I've missed having a dye pot on the stove so a few days ago I tried bundling up a bunch of flowers which were sat wilting on a shelf, wrapped them in a piece of old sheet and let them simmer for a while. The piece is quite pretty with some nice markings.....
The pink areas are from some dried flowers which must have had a synthetic dye sprayed on....I'm not worried about that, I was recycling and reusing which was the most important part of the process.
I've also produced another length of rust dyed fabric, this time combined with tannin which has turned the cloth a beautiful cool, bluey grey.....I just love this piece.....
.....in fact I think I love it so much I won't be able to cut it up. This is a problem since I dyed it to complete a large wall hanging I'm working on. I am becoming more and more precious about these dyed lengths of cloth...it never used to bother me when I dyed synthetically, I suppose I knew I could easily replicate the colour and in no time at all. With natural dyes however I may spend weeks on one piece of cloth, slowly allowing the colours to reveal themselves and the results are so intricate and delicate that I can hardly bare to touch them afterwards. It makes me wonder where my practice is heading.
Posted by JacquiC at 06:28
This is a must watch for anyone interested in Haute Couture.....it's a lovely, funny look at what really happens behind the scenes at the House of Chanel. Be warned though, you will want to watch the whole of the series in one go, it's very addictive! I now wish to be addressed as 'Madame Jacqueline' like one of the couturiers!!
Monday, 31 January 2011
Finding suitable, affordable framing options for my work is a continual headache! I'm working on some 'journey' pieces which are long & thin but have to be shown landscape like this one below....colours are a bit odd by the way because I've been playing around in Picasa!

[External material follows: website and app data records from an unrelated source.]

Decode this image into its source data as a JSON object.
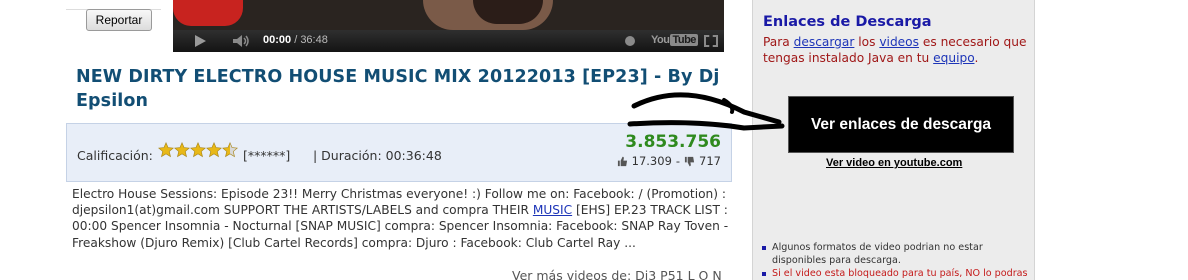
{
  "report_button": "Reportar",
  "player": {
    "time_current": "00:00",
    "time_sep": " / ",
    "time_total": "36:48",
    "brand": "You",
    "brand_tube": "Tube"
  },
  "video": {
    "title": "NEW DIRTY ELECTRO HOUSE MUSIC MIX 20122013 [EP23] - By Dj Epsilon",
    "rating_label": "Calificación:",
    "rating_value_text": "[******]",
    "rating_stars": 4.5,
    "duration_text": "| Duración: 00:36:48",
    "views": "3.853.756",
    "likes": "17.309",
    "separator": "-",
    "dislikes": "717"
  },
  "description": {
    "text_before_link": "Electro House Sessions: Episode 23!! Merry Christmas everyone! :) Follow me on: Facebook: / (Promotion) : djepsilon1(at)gmail.com SUPPORT THE ARTISTS/LABELS and compra THEIR ",
    "link_text": "MUSIC",
    "text_after_link": " [EHS] EP.23 TRACK LIST : 00:00 Spencer Insomnia - Nocturnal [SNAP MUSIC] compra: Spencer Insomnia: Facebook: SNAP Ray Toven - Freakshow (Djuro Remix) [Club Cartel Records] compra: Djuro : Facebook: Club Cartel Ray ...",
    "more_prefix": "Ver más ",
    "more_link": "videos",
    "more_suffix": " de: Dj3 P51 L O N"
  },
  "sidebar": {
    "heading": "Enlaces de Descarga",
    "note_part1": "Para ",
    "note_link1": "descargar",
    "note_part2": " los ",
    "note_link2": "videos",
    "note_part3": " es necesario que tengas instalado Java en tu ",
    "note_link3": "equipo",
    "note_part4": ".",
    "download_button": "Ver enlaces de descarga",
    "youtube_link": "Ver video en youtube.com",
    "notes": [
      "Algunos formatos de video podrian no estar disponibles para descarga.",
      "Si el video esta bloqueado para tu país, NO lo podras"
    ]
  },
  "colors": {
    "title": "#124e74",
    "views": "#2f8a1e",
    "heading": "#1a1aa6",
    "note_red": "#a01818",
    "button_bg": "#000000"
  }
}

Typically I've made it a size which won't fit into any off the shelf frame comfortably so I've been costing up having it custom framed. Trouble is, since I use all recycled materials and am now even foraging for colour it kind of goes against the grain to buy anything new! Equally though I am aware that good framing can really enhance a piece and the work I'm doing at the moment is so delicate & fragile that it would look lost if not framed. In future though I think I will purchase the frame first so I know what size to work to....hate being constrained like that though!
Posted by JacquiC at 03:52
Wednesday, 12 January 2011
It's been so cold here over the Christmas period that I've wished I could spin myself a little cocoon to crawl inside and keep warm until Spring. As always, my mood effects the type of work I produce so I've been investigating wrappings, pods, protective shells and playing around with free machining fragments of cloth to produce fairly rigid structures....
These are large enough to wear as a decorative cuff but I'd like to try something much larger & perhaps try wrapping them around different natural forms....tree trunks etc. Crazy I know but I'm loving my textiles in the natural environment at the moment....they look 'at home' there.
Posted by JacquiC at 02:25